** Problem details **
A complete answer retypes each of the records below precisely and includes none of the pictures.

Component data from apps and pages
□ □ □ □

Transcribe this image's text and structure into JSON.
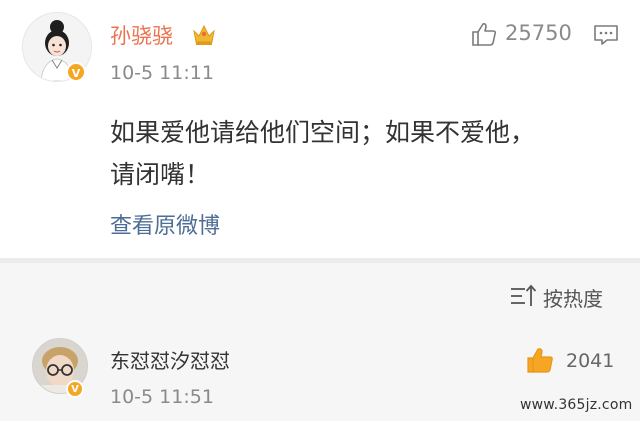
{
  "post": {
    "author": "孙骁骁",
    "timestamp": "10-5 11:11",
    "likes": "25750",
    "content_line1": "如果爱他请给他们空间；如果不爱他，",
    "content_line2": "请闭嘴！",
    "view_original": "查看原微博"
  },
  "comments": {
    "sort_label": "按热度",
    "items": [
      {
        "author": "东怼怼汐怼怼",
        "timestamp": "10-5 11:51",
        "likes": "2041"
      }
    ]
  },
  "watermark": "www.365jz.com",
  "icons": {
    "verified_badge": "v-badge-icon",
    "crown": "crown-icon",
    "like": "thumbs-up-icon",
    "comment": "comment-icon",
    "sort": "sort-icon"
  },
  "colors": {
    "author_name": "#eb7350",
    "link": "#4e6d96",
    "badge": "#f5a623",
    "like_active": "#f5a623"
  }
}
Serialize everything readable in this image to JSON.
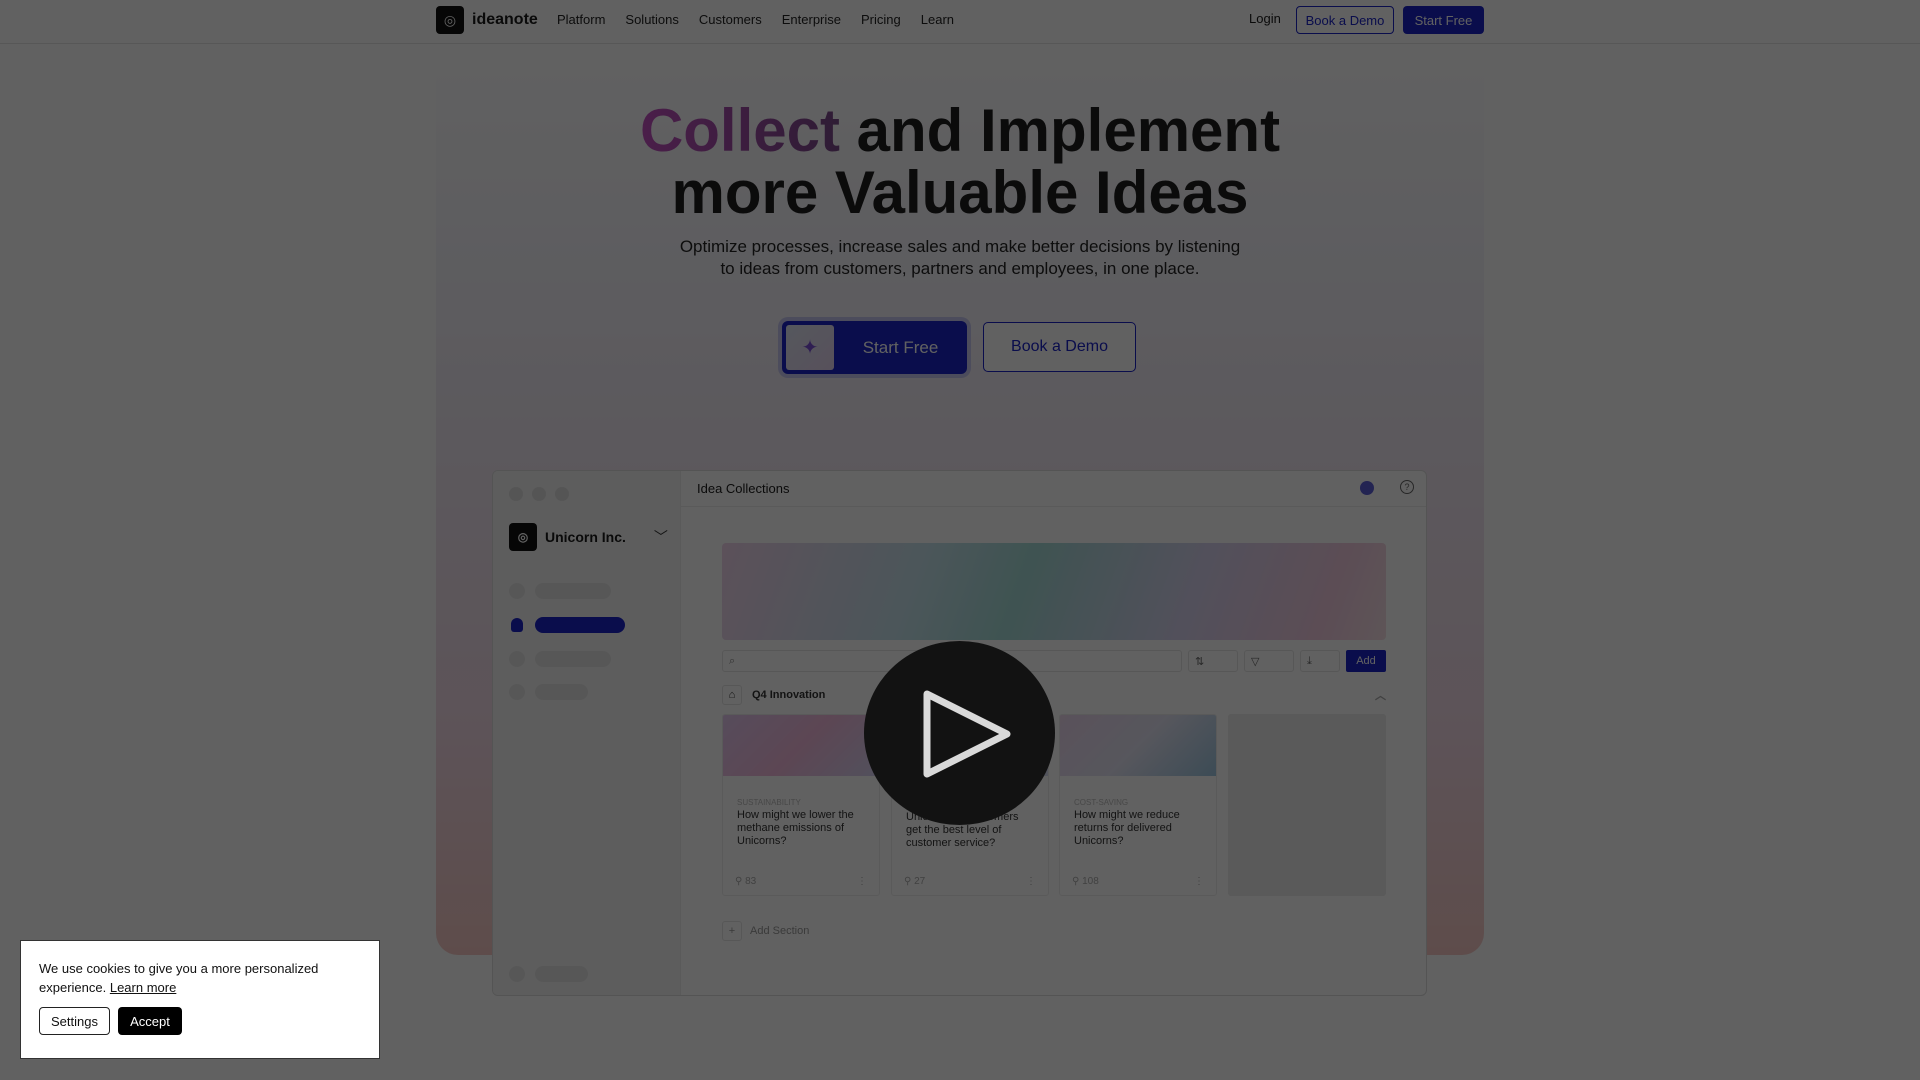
{
  "nav": {
    "brand": "ideanote",
    "items": [
      "Platform",
      "Solutions",
      "Customers",
      "Enterprise",
      "Pricing",
      "Learn"
    ],
    "login": "Login",
    "book_demo": "Book a Demo",
    "start_free": "Start Free"
  },
  "hero": {
    "title_accent": "Collect",
    "title_rest": " and Implement",
    "title_line2": "more Valuable Ideas",
    "subtitle_line1": "Optimize processes, increase sales and make better decisions by listening",
    "subtitle_line2": "to ideas from customers, partners and employees, in one place.",
    "start_free": "Start Free",
    "book_demo": "Book a Demo"
  },
  "app": {
    "org": "Unicorn Inc.",
    "header": "Idea Collections",
    "add": "Add",
    "section": "Q4 Innovation",
    "add_section": "Add Section",
    "cards": [
      {
        "tag": "SUSTAINABILITY",
        "question": "How might we lower the methane emissions of Unicorns?",
        "count": "83"
      },
      {
        "tag": "",
        "question": "How might we ensure Unicorn Inc. customers get the best level of customer service?",
        "count": "27"
      },
      {
        "tag": "COST-SAVING",
        "question": "How might we reduce returns for delivered Unicorns?",
        "count": "108"
      }
    ]
  },
  "video": {
    "icon": "play-icon"
  },
  "cookie": {
    "text": "We use cookies to give you a more personalized experience.",
    "learn_more": "Learn more",
    "settings": "Settings",
    "accept": "Accept"
  },
  "colors": {
    "brand": "#1a23c9",
    "accent": "#c44fc2"
  }
}
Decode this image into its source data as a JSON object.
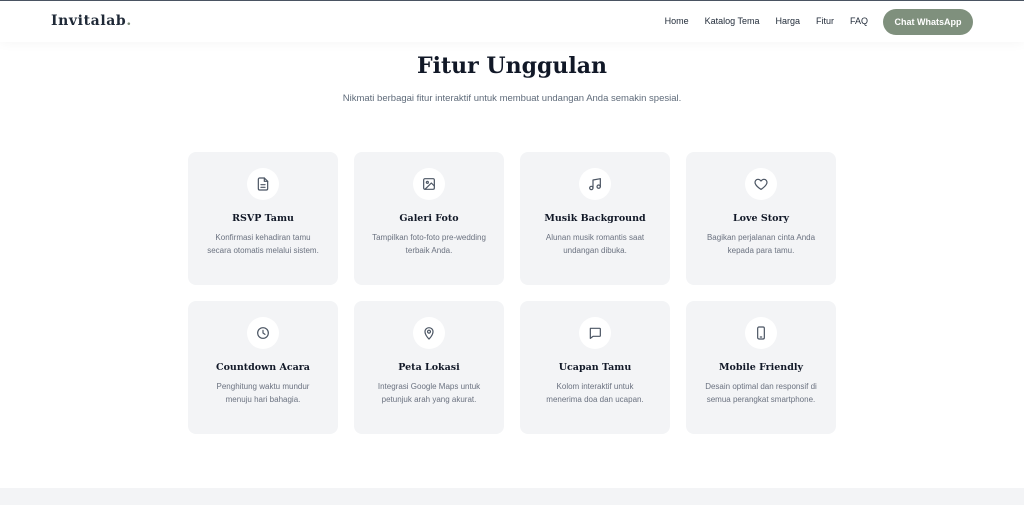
{
  "brand": {
    "name": "Invitalab",
    "suffix": "."
  },
  "nav": {
    "links": [
      "Home",
      "Katalog Tema",
      "Harga",
      "Fitur",
      "FAQ"
    ],
    "cta_label": "Chat WhatsApp"
  },
  "section": {
    "title": "Fitur Unggulan",
    "subtitle": "Nikmati berbagai fitur interaktif untuk membuat undangan Anda semakin spesial."
  },
  "features": [
    {
      "icon": "document-icon",
      "title": "RSVP Tamu",
      "description": "Konfirmasi kehadiran tamu secara otomatis melalui sistem."
    },
    {
      "icon": "image-icon",
      "title": "Galeri Foto",
      "description": "Tampilkan foto-foto pre-wedding terbaik Anda."
    },
    {
      "icon": "music-icon",
      "title": "Musik Background",
      "description": "Alunan musik romantis saat undangan dibuka."
    },
    {
      "icon": "heart-icon",
      "title": "Love Story",
      "description": "Bagikan perjalanan cinta Anda kepada para tamu."
    },
    {
      "icon": "clock-icon",
      "title": "Countdown Acara",
      "description": "Penghitung waktu mundur menuju hari bahagia."
    },
    {
      "icon": "map-pin-icon",
      "title": "Peta Lokasi",
      "description": "Integrasi Google Maps untuk petunjuk arah yang akurat."
    },
    {
      "icon": "message-icon",
      "title": "Ucapan Tamu",
      "description": "Kolom interaktif untuk menerima doa dan ucapan."
    },
    {
      "icon": "smartphone-icon",
      "title": "Mobile Friendly",
      "description": "Desain optimal dan responsif di semua perangkat smartphone."
    }
  ],
  "colors": {
    "accent": "#7f907d",
    "card_bg": "#f3f4f6",
    "text_dark": "#111827",
    "text_muted": "#6b7280"
  }
}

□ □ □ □

** Output of the exercise **
Transcribe this image's text and structure into JSON.
{
  "post": {
    "author": "孙骁骁",
    "timestamp": "10-5 11:11",
    "likes": "25750",
    "content_line1": "如果爱他请给他们空间；如果不爱他，",
    "content_line2": "请闭嘴！",
    "view_original": "查看原微博"
  },
  "comments": {
    "sort_label": "按热度",
    "items": [
      {
        "author": "东怼怼汐怼怼",
        "timestamp": "10-5 11:51",
        "likes": "2041"
      }
    ]
  },
  "watermark": "www.365jz.com",
  "icons": {
    "verified_badge": "v-badge-icon",
    "crown": "crown-icon",
    "like": "thumbs-up-icon",
    "comment": "comment-icon",
    "sort": "sort-icon"
  },
  "colors": {
    "author_name": "#eb7350",
    "link": "#4e6d96",
    "badge": "#f5a623",
    "like_active": "#f5a623"
  }
}
Serialize everything readable in this image to JSON.
{
  "nav": {
    "brand": "ideanote",
    "items": [
      "Platform",
      "Solutions",
      "Customers",
      "Enterprise",
      "Pricing",
      "Learn"
    ],
    "login": "Login",
    "book_demo": "Book a Demo",
    "start_free": "Start Free"
  },
  "hero": {
    "title_accent": "Collect",
    "title_rest": " and Implement",
    "title_line2": "more Valuable Ideas",
    "subtitle_line1": "Optimize processes, increase sales and make better decisions by listening",
    "subtitle_line2": "to ideas from customers, partners and employees, in one place.",
    "start_free": "Start Free",
    "book_demo": "Book a Demo"
  },
  "app": {
    "org": "Unicorn Inc.",
    "header": "Idea Collections",
    "add": "Add",
    "section": "Q4 Innovation",
    "add_section": "Add Section",
    "cards": [
      {
        "tag": "SUSTAINABILITY",
        "question": "How might we lower the methane emissions of Unicorns?",
        "count": "83"
      },
      {
        "tag": "",
        "question": "How might we ensure Unicorn Inc. customers get the best level of customer service?",
        "count": "27"
      },
      {
        "tag": "COST-SAVING",
        "question": "How might we reduce returns for delivered Unicorns?",
        "count": "108"
      }
    ]
  },
  "video": {
    "icon": "play-icon"
  },
  "cookie": {
    "text": "We use cookies to give you a more personalized experience.",
    "learn_more": "Learn more",
    "settings": "Settings",
    "accept": "Accept"
  },
  "colors": {
    "brand": "#1a23c9",
    "accent": "#c44fc2"
  }
}
Decode this image into its source data as a JSON object.
{
  "brand": {
    "name": "Invitalab",
    "suffix": "."
  },
  "nav": {
    "links": [
      "Home",
      "Katalog Tema",
      "Harga",
      "Fitur",
      "FAQ"
    ],
    "cta_label": "Chat WhatsApp"
  },
  "section": {
    "title": "Fitur Unggulan",
    "subtitle": "Nikmati berbagai fitur interaktif untuk membuat undangan Anda semakin spesial."
  },
  "features": [
    {
      "icon": "document-icon",
      "title": "RSVP Tamu",
      "description": "Konfirmasi kehadiran tamu secara otomatis melalui sistem."
    },
    {
      "icon": "image-icon",
      "title": "Galeri Foto",
      "description": "Tampilkan foto-foto pre-wedding terbaik Anda."
    },
    {
      "icon": "music-icon",
      "title": "Musik Background",
      "description": "Alunan musik romantis saat undangan dibuka."
    },
    {
      "icon": "heart-icon",
      "title": "Love Story",
      "description": "Bagikan perjalanan cinta Anda kepada para tamu."
    },
    {
      "icon": "clock-icon",
      "title": "Countdown Acara",
      "description": "Penghitung waktu mundur menuju hari bahagia."
    },
    {
      "icon": "map-pin-icon",
      "title": "Peta Lokasi",
      "description": "Integrasi Google Maps untuk petunjuk arah yang akurat."
    },
    {
      "icon": "message-icon",
      "title": "Ucapan Tamu",
      "description": "Kolom interaktif untuk menerima doa dan ucapan."
    },
    {
      "icon": "smartphone-icon",
      "title": "Mobile Friendly",
      "description": "Desain optimal dan responsif di semua perangkat smartphone."
    }
  ],
  "colors": {
    "accent": "#7f907d",
    "card_bg": "#f3f4f6",
    "text_dark": "#111827",
    "text_muted": "#6b7280"
  }
}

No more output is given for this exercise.